weird BGP cisco-ism? [problem resolved]

Well, that was a week-long disruption in routing that shouldn't have
been able to happen. This is an explaination of the problem I described
last night...

We have a handful of CIDR blocks that we announce, but one of them was
getting flap-damped. By writing a tool to monitor the BGP announcements,
we discovered that a reannouncement was happening every few minutes, for
no apparent cause.

What was happening is that, about a week ago, another provider got a
request from a customer to route them a single /24 from the middle of
our (non-portable) block. Because there was no IGP route for that customer,
but a network line was in place, the other provider was, every 5-20 minutes,
announcing the route for about 30 seconds, and then withdrawing it.

We peer with that provider directly, and can also see them via our transit
provider, and we have "summary-only" set in our BGP configuration. Every
time the /24 appeared, our router would send *four* repeated announcements
of the /20 block... once when it appeared via the direct session, again
when it appeared via our transit provider, and then twice more, once for
each withdrawl.

This then triggered the flap damping code at our peers, causing them to
ignore the /20 route altogether.

Problem took forever to find because the only way to catch it was to know
exactly when the flaps were happening and then, at that very moment, look
for any longer prefixes in the table.

Any suggestion as to how to prevent my Cisco from saying *anything* when
someone else decides to briefly present a more specific route would be
appreciated, and yet again, we'd be better off with some sort of authentication
as to who can advertise what to whom.

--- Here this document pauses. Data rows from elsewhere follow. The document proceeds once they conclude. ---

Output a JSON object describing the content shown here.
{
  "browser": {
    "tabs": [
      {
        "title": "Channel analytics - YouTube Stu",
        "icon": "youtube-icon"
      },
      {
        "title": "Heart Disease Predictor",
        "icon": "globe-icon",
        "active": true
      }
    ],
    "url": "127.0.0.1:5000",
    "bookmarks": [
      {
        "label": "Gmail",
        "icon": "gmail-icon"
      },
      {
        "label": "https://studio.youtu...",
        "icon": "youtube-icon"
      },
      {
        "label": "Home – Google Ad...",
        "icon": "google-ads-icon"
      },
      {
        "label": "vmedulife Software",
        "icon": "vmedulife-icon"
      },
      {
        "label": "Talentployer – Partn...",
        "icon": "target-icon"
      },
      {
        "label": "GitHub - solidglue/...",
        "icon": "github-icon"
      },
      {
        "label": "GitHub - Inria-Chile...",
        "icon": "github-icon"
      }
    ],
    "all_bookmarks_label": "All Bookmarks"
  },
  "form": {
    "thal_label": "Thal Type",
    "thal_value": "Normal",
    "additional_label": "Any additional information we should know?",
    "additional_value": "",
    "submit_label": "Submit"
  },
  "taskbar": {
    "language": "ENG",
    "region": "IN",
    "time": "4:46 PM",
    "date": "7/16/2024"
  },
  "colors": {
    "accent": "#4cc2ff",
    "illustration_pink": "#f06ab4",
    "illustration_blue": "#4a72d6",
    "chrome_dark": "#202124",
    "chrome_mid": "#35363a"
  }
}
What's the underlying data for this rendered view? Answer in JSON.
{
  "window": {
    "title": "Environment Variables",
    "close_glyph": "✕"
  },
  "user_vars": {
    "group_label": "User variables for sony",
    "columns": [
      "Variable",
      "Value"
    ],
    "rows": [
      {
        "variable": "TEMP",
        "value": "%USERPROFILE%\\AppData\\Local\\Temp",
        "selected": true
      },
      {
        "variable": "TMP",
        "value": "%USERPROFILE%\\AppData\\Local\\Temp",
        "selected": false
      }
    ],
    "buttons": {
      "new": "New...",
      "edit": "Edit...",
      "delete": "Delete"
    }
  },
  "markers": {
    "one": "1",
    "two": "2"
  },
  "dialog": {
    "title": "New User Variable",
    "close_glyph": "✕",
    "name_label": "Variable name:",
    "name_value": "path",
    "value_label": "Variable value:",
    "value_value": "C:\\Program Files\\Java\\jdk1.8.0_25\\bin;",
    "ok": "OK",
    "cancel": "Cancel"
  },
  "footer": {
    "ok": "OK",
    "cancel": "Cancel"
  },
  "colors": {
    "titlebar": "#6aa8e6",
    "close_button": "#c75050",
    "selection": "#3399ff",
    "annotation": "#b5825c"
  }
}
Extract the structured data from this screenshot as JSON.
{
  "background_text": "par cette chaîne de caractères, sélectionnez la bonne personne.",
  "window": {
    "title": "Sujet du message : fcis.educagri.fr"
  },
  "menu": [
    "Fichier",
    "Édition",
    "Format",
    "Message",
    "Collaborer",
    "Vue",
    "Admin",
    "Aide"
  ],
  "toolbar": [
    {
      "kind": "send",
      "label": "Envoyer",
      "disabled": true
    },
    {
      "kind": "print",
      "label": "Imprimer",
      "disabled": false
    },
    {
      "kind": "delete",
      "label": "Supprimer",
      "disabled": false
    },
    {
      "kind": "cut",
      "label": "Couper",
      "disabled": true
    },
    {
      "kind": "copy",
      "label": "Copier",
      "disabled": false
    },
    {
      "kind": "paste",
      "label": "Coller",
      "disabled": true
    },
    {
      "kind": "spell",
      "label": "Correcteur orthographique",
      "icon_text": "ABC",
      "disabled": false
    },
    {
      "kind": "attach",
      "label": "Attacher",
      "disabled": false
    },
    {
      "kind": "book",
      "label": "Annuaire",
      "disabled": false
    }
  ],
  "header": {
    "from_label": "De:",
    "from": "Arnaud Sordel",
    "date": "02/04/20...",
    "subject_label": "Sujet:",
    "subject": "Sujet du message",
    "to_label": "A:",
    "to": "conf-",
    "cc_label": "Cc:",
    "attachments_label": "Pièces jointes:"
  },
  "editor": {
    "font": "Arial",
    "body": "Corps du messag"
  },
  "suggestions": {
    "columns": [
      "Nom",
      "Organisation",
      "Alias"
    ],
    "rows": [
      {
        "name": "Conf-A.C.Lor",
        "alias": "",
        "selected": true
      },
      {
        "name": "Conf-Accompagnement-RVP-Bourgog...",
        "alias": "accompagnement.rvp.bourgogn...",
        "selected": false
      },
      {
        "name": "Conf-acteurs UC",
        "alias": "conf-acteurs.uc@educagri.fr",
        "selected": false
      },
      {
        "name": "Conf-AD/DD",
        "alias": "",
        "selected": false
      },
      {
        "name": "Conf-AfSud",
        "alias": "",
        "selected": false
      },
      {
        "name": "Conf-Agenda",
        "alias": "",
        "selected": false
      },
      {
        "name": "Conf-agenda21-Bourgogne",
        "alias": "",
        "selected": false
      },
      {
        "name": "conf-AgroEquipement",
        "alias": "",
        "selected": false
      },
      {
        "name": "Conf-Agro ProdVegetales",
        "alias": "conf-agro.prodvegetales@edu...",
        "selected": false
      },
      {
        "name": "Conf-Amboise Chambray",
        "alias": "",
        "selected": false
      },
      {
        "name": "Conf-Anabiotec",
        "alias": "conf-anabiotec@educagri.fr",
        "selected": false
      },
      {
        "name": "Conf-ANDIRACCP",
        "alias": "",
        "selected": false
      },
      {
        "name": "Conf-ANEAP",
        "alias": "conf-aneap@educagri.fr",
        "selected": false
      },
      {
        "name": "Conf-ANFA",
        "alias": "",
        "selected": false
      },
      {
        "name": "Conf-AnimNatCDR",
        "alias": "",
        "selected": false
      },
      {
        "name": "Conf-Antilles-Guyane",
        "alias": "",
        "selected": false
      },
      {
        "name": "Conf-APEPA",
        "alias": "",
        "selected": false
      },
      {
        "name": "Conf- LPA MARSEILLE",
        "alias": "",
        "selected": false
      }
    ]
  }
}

-matthew kaufman

I'd suggest moving away from "summary-only" aggregation. If you are a transit
network, and have customers who are multihomed numbered out of your CIDR
block, then you'd need to do aggregation without "summary-only" anyway, so
it's a good thing to move towards even in general case if you are a transit

You can remove the specifics at the edges of your network either via community
based filtering or prefix based filtering. The former is much more flexible
and is the one I'd recommend.